The game allows players to switch between Jodie and Aiden at any time by pressing triangle. As his supernatural powers allow him to travel through walls, playing as Aiden sometimes gives a new perspective on situations. Aiden can often witness scenarios that Jodie herself would never see, and his invisibility lets him scope out danger without putting Jodie at risk. Though the tether between them puts some limitations on Aiden’s movements, it does not stop him from performing supernatural feats such as passing through walls, blasting objects and levitating. He can also choke and possess humans as well as channeling visions. This partnership looks like it is going to be instrumental not only in Jodie’s continued survival, but also in puzzle solving throughout the game.
Though exploration and puzzle solving are key, no action thriller is complete without a large helping of fast paced action. Unlike its predecessor Heavy Rain this game no longer relies on traditional button prompted quick time events during action sequences. Instead fast paced sequences merely slow down in order to allow players time to react. When an action scene momentarily turns to greyscale, players have to react quickly and move the right analogue stick in the correct direction to guide Jodie’s movements. For example, in a fight scene if Jodie gestures to punch to the right, the player must swipe to the right quickly in order to complete the action successfully.
The speed and accuracy of your actions during these greyscale sequences determine the outcomes of these events, and there seems to be not one but several levels of failure and success.
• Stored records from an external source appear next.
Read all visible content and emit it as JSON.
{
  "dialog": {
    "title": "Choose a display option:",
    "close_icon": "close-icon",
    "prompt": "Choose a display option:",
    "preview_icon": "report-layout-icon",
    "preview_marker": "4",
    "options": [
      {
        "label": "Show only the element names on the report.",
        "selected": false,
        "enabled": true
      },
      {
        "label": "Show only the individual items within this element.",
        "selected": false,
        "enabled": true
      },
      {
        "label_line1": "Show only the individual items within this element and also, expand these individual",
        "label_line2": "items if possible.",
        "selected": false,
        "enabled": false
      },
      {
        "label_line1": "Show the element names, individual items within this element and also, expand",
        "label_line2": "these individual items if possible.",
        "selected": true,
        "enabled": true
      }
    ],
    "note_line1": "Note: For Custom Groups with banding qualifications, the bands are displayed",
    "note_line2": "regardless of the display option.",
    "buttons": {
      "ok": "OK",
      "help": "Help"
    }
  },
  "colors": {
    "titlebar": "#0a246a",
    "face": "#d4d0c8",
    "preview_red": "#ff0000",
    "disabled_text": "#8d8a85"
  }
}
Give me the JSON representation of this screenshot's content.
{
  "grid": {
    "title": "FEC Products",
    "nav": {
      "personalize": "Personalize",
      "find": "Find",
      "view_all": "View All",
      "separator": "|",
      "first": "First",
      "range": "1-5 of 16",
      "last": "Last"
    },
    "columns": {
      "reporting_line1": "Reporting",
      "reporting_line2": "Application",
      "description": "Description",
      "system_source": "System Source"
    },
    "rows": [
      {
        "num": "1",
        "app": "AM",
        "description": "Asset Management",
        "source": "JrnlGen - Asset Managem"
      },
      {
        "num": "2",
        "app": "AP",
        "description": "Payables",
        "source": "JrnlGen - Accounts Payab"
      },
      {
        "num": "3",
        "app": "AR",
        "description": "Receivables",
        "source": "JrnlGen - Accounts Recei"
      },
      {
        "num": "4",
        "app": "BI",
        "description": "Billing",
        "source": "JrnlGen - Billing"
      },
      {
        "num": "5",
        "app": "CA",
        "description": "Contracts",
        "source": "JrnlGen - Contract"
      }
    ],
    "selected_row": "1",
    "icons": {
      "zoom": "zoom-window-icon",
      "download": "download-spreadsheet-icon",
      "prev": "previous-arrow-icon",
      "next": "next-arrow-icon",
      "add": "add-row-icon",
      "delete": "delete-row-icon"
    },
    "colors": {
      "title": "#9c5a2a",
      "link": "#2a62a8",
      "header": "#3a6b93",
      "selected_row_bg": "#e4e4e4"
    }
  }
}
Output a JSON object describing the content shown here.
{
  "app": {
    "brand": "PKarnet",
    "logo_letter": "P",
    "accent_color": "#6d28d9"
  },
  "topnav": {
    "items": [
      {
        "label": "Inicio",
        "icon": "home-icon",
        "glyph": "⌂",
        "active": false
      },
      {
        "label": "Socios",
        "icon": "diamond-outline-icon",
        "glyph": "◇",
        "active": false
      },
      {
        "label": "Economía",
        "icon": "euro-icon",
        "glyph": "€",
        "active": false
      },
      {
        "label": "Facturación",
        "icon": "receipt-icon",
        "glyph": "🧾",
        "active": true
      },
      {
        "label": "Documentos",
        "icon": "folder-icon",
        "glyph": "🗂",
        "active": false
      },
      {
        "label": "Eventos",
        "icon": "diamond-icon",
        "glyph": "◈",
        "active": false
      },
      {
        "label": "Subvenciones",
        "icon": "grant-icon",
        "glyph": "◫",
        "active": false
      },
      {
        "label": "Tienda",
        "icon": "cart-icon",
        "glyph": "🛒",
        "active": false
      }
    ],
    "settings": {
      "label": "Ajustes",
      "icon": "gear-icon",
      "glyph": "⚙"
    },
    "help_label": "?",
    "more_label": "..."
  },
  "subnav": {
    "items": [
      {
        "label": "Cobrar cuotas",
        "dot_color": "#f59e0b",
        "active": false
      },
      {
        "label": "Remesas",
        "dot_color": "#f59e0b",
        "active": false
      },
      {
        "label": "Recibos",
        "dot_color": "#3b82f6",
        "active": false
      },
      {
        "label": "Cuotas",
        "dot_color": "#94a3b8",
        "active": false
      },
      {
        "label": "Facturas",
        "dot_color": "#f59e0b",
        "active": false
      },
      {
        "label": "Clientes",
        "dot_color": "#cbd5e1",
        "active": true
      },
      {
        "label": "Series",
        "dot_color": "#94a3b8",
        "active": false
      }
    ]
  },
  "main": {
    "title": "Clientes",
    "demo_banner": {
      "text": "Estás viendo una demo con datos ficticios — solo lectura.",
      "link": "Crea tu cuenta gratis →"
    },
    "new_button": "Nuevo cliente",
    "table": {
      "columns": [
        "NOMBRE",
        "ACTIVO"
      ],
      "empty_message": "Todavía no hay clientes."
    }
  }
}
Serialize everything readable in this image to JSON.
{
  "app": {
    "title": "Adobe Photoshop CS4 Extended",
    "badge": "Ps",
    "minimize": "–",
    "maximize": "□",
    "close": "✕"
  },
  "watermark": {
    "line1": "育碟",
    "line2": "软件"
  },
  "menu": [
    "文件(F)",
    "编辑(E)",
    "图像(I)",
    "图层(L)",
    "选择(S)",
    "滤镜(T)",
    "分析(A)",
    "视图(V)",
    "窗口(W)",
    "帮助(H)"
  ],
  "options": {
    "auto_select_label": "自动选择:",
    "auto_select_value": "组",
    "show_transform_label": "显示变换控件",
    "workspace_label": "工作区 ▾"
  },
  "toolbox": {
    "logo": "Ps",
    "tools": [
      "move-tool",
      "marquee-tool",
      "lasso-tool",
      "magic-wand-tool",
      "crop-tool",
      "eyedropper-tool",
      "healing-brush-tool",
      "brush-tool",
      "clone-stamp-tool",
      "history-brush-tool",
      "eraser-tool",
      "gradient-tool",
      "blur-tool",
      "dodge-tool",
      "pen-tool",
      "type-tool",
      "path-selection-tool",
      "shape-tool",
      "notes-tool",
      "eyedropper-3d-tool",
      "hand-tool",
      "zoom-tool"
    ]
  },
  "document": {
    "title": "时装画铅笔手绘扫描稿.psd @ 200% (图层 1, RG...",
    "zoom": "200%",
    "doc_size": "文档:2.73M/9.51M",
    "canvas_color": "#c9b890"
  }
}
For example, if the action is to swipe right to kick someone, yet you mis judge the action and swipe too low, you may still gain ground by throwing your attacker off balance. Fail to react completely however and the outcome of the sequence could be much worse. Though the on screen prompts remain limited for aesthetic reasons, mistakes are highlighted in a subtle cloud of red giving you an indication of your progress. If this title is anything like Heavy Rain, these small successes and failures will lead to larger outcomes, and these in turn will most likely decide the overall outcome of the game.
Overall these swiping motions felt much more intuitive than quick time events, and in turn made the gameplay seem more fluid and natural. With button prompts now taking a back seat, players are left to take in what is happening on screen and react naturally, relying on instinct without guidance. This system also stops button prompts from taking visual preference over the action taking place on screen, leaving the screen free to showcase the cinematic scenes taking place. The game also makes some use of the motion capabilities within the controller to perform other actions such as jumping or shaking free, keeping players very much on their virtual toes.
So far not much has been given away story line wise, however the scene we were shown was filled with action, featuring a daring escape and plenty of hand to hand combat. The use of motion capture and all star cast made the game feel extremely cinematic, and the use of dramatic sound effects created a dynamic atmosphere reminiscent of its predecessor. Jodie’s movements also adapt to the environment around her to provide a more realistic experience, and with motion capture used to full effect it is easy to get sucked in to what is happening on screen.
Overall we were very impressed with what we saw from Beyond: Two Souls. They new action sequences made a nice change from the quick time events and furious button mashing seen previously in Heavy Rain, and the supernatural influence of Aiden creates some interesting possibilities for both storyline and gameplay. Much will be dependant on storyline here, but provided that lives up to what we have seen so far we could be looking at yet another truly great title in the making.
Beyond: Two Souls is set for UK release on 11th October 2013 exclusively for PS3
Sony Entertainment Europe
Until Next Time,